This blog returns regularly to theme of disinformation, drawing attention to the fact that the most prevalent sources of disinformation in any country are domestic, not the product of ‘foreign meddling’. For instance, whatever ‘fake news’ Russian bots may have placed on the internet prior to the 2016 American presidential election pails into insignificance with the daily well-publicized deluge of nonsense which came out of the mouth of candidate Donald Trump. Brexit didn’t happen because of ‘Russian interference’, but (among other things) because of the deceitful claims of pro-leave British politicians, such as the notorious claim that the UK would be able to spend 350 million pounds more a week on the National Health Service if it left the European Union. And so on. When you’re looking for disinformation, it makes much more sense to look close to home than somewhere in far off lands.
Despite this, numerous commentators believe that we can learn a lot from one country’s efforts to combat foreign disinformation – Ukraine. A few days ago I mentioned former Canadian foreign minister Lloyd Axworthy. This is what he has to say on the matter:
There’s some lessons to learn for Canadians. I think Ukraine’s on the front line, and there’s a wake-up call that anybody’s election, including ours in six months, could be altered, disrupted or problems could be created in terms of disinformation if you’re not very watchful about it.
Former US ambassador to Russia Michael McFaul shares Axworthy’s point of view, saying the following on Twitter:
Just attended a fascinating discussion on Russian disinformation efforts in Ukraine. We Americans could learn a lot from our Ukrainian colleagues.
Various Ukrainians are keen to support this perspective. ‘While unique, Ukraine’s experience holds broader lessons for how to tackle these emerging phenomena [i.e. disinformation],’ writes one. ‘Britain may well face more of such challenges in the future – it should learn the lessons from Ukraine if it wants to deal with them effectively,’ says another.
Ukraine is currently in the middle of a presidential election campaign. So let’s take a look at how the struggle to protect the Ukrainian democratic process from disinformation is going. An article in today’s Kyiv Post has a lot to say on the matter. It tells us:
Amid increasingly fierce competition, the big guns are coming out: negative campaign ads, so-called ‘black PR,’ and online disinformation. … ‘I think there’s a lot of playing hard and fast with the rules of the information space,’ says Nina Jankowicz, a Global Fellow at the Kennan Institute and an expert on disinformation. … ads and social media posts intended to mislead and scare voters have come to play a central role in the presidential race.
Apparently, therefore, Ukraine isn’t doing as well as McFaul, Axworthy, and co. would have us believe. So, let’s take a look at what this ‘black PR’ and disinformation consists of. The Kyiv Post provides some examples, including:
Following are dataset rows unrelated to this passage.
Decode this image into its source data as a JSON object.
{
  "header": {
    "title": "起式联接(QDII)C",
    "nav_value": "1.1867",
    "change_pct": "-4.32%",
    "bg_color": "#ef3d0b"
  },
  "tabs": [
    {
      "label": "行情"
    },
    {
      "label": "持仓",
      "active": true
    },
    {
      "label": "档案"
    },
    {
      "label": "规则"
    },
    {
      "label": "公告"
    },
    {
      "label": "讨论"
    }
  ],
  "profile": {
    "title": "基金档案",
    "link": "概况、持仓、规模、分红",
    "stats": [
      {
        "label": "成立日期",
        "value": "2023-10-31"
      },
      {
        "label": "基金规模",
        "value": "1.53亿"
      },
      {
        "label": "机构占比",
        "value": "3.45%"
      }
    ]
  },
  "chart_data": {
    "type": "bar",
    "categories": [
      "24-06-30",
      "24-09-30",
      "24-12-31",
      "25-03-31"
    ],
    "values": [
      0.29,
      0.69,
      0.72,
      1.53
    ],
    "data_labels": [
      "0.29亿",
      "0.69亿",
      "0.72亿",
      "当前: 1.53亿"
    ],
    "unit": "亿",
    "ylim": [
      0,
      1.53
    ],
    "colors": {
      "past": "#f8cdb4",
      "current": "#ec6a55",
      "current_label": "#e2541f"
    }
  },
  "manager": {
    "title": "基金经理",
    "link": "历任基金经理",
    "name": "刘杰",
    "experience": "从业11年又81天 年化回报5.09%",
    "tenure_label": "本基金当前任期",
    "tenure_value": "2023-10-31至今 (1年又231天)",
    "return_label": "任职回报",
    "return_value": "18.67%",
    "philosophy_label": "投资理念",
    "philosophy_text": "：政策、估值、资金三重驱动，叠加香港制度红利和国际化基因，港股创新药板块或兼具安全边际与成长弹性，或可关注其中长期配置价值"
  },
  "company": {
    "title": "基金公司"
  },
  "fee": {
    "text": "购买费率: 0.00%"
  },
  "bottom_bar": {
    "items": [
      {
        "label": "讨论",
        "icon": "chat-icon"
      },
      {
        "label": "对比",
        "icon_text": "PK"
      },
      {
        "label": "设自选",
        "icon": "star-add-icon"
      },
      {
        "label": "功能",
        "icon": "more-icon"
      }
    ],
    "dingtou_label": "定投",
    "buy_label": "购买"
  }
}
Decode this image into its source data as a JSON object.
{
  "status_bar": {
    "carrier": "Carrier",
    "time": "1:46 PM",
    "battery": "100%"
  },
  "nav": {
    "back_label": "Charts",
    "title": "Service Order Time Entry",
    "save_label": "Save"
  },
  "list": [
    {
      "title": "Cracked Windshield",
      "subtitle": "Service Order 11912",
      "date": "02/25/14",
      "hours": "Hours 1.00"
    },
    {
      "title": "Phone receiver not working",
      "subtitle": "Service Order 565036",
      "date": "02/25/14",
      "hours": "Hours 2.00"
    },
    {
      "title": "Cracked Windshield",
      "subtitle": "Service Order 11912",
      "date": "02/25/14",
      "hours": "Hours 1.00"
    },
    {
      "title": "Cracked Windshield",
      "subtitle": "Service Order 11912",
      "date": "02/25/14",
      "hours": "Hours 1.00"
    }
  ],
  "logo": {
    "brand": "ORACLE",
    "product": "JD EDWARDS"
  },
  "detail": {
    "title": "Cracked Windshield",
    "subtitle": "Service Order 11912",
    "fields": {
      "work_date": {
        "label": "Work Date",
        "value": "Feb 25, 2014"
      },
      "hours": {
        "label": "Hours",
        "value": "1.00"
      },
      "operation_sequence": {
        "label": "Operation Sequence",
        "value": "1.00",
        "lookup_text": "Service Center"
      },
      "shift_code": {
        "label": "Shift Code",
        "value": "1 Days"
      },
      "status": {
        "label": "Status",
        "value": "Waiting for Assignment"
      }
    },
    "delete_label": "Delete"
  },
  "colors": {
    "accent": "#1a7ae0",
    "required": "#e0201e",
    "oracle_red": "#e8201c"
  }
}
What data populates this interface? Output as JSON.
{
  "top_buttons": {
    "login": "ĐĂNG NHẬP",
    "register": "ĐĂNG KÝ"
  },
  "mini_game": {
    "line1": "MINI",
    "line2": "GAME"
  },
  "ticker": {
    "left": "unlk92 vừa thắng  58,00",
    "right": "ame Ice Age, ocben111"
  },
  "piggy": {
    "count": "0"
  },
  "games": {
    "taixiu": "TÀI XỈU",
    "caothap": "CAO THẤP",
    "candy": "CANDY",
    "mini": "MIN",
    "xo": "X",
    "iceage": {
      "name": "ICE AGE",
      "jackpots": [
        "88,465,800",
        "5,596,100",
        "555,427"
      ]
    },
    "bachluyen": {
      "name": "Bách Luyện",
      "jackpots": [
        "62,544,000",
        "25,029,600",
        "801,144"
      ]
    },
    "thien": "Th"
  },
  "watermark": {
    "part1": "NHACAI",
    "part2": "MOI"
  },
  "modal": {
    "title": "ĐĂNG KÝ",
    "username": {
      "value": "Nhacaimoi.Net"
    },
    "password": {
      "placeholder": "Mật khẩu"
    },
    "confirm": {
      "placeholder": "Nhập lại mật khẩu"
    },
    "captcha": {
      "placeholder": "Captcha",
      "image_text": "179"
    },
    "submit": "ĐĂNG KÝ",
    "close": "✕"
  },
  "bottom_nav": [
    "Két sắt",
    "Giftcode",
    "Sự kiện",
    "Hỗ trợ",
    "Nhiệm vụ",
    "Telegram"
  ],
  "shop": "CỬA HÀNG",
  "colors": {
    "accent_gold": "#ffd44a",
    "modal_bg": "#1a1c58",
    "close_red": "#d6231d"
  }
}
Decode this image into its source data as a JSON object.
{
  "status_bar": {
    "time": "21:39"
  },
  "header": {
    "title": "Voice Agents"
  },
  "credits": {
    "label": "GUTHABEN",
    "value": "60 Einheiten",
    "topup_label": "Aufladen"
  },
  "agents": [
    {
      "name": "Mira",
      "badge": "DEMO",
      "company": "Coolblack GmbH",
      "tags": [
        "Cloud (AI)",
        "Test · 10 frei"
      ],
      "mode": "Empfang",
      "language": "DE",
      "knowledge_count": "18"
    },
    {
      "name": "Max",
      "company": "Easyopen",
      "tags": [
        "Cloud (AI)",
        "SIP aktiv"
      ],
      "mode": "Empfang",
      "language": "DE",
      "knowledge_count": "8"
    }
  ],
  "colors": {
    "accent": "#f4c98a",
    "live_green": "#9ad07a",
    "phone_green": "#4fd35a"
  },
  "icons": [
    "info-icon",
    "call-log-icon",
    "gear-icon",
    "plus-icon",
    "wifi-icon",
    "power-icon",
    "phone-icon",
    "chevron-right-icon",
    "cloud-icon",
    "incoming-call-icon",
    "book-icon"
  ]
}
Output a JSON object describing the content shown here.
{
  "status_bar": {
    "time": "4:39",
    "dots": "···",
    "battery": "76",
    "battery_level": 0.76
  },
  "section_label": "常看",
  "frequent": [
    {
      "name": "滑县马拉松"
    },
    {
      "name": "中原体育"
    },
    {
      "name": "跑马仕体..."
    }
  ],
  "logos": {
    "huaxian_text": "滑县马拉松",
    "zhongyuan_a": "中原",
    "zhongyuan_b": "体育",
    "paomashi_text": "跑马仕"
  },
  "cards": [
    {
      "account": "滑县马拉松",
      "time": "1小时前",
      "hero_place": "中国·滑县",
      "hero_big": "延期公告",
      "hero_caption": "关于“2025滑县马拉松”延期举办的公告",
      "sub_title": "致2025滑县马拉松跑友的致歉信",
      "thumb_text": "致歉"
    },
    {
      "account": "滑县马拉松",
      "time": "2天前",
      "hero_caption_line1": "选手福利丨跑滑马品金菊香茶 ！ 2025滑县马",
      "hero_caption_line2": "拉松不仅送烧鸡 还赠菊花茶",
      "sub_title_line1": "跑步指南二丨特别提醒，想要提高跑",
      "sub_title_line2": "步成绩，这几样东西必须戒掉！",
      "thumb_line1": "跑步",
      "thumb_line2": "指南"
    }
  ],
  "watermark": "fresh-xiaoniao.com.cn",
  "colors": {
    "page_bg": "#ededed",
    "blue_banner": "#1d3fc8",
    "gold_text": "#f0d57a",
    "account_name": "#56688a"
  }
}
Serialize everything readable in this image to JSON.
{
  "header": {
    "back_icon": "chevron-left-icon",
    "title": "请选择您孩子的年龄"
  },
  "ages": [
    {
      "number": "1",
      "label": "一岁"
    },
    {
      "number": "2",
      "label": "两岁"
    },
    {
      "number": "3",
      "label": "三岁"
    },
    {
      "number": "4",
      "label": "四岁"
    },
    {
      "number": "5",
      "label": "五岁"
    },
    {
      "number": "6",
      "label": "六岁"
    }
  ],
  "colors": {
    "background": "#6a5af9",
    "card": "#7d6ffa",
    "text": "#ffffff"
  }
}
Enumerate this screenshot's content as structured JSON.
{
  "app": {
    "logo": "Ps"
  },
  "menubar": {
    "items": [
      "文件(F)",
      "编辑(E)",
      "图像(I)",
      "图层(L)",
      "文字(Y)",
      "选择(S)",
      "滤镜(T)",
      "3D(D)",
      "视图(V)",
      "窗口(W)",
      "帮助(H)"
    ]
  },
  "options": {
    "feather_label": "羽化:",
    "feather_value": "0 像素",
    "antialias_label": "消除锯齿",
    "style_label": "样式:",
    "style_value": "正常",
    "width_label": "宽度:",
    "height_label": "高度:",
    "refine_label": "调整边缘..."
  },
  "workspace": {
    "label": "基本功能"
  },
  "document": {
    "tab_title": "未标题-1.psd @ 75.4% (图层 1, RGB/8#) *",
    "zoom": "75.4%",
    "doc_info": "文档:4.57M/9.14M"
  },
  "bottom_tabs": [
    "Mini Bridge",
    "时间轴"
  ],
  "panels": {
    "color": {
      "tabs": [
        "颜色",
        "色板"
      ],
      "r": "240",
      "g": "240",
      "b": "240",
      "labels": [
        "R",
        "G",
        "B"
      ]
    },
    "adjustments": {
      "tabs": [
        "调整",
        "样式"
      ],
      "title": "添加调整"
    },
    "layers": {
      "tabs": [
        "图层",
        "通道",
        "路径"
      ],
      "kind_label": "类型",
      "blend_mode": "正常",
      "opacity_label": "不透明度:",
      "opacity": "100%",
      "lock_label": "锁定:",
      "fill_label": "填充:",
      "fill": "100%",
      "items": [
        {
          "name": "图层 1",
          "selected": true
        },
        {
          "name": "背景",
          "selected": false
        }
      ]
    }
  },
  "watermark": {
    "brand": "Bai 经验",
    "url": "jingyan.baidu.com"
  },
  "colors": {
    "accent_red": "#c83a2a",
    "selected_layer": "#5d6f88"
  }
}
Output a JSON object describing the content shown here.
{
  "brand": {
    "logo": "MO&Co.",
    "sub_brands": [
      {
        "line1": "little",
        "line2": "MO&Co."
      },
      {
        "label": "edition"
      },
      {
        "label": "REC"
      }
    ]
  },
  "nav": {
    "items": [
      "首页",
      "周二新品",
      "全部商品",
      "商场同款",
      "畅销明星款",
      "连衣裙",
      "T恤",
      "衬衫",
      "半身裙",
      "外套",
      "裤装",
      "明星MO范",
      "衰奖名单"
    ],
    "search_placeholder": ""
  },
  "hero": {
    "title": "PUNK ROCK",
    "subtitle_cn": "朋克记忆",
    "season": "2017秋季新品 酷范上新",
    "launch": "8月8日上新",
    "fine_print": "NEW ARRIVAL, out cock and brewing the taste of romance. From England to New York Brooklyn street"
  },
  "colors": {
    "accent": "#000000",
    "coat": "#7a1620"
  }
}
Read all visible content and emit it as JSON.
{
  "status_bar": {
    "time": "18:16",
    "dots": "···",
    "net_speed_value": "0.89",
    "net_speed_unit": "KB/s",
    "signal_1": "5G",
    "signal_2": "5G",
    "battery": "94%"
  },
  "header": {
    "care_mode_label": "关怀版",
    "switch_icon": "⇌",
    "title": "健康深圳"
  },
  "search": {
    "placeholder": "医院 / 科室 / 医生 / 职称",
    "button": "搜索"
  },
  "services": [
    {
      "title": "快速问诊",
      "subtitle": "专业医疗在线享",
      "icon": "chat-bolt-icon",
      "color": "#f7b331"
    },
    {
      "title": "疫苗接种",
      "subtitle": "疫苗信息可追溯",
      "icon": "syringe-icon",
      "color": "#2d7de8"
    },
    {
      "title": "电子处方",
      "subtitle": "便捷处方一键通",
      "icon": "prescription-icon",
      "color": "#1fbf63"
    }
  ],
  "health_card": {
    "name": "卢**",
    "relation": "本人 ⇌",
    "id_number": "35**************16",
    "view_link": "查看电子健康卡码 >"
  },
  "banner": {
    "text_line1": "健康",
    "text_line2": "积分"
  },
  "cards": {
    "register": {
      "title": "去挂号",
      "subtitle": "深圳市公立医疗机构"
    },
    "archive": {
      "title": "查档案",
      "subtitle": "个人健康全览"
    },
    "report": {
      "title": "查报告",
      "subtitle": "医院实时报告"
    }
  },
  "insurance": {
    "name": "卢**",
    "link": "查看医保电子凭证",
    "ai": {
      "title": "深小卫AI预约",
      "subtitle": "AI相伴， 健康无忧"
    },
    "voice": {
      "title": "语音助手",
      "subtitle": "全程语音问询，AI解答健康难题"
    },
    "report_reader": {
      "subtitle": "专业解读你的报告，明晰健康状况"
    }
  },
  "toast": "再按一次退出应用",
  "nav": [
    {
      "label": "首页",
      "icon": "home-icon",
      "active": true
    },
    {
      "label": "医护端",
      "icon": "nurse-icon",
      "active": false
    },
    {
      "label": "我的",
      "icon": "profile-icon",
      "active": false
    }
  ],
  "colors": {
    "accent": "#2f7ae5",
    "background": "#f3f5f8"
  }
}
a website with ties to the Ukrainian security agencies has accused the Zelenskiy campaign of receiving financing from the Russian security service and a Russian-backed militant who fought in Ukraine’s occupied Donetsk Oblast. … social media users have long complained of facing harassment from porokhobots — i. e. Poroshenko bots — who vocally defend the president. Some, they allege, are not just ordinary citizens expressing their honest opinions, but paid ‘trolls.’ … In late March, the 1+1 television channel broadcast a program which accused Poroshenko of corruption and implied he had killed his own brother. … On April 10, an organization associated with Poroshenko sent subscribers to its messenger app accounts a video which showed Zelenskiy being hit by a garbage truck and strongly implied he was a drug addict. … In the last week, at least two entities have published information suggesting that the Zelenskiy campaign is tied to or receiving financing from Russia.
In short, it seems that both sides in the Ukrainian election are using both the mainstream media and social media to spread false stories about their opponents, and that these are getting a wide distribution. The thing to notice, though, is that this is something that Ukrainians are doing to one another. As the Kyiv Post comments:
So far, however, domestic disinformation has largely overshadowed foreign. ‘I think most of the disinformation that we can confirm was actually distributed by the campaigns themselves and by domestic Ukrainian actors for political purposes,’ Jankowicz says.
Perhaps, then, Axworthy and McFaul are correct after all. Ukraine does have something to teach us about the role of disinformation in democratic elections, namely that it’s widespread, and that for the most part it is produced domestically, and not abroad. The Canadian Security Establishment (CSE) produced a report a few days ago highlighting the threat from ‘foreign interference’ in Canadian elections. I will comment separately on this in a few days’ time but, dare I say it, if CSE and others are really concerned about the integrity of our electoral processes, they’re looking in the wrong direction.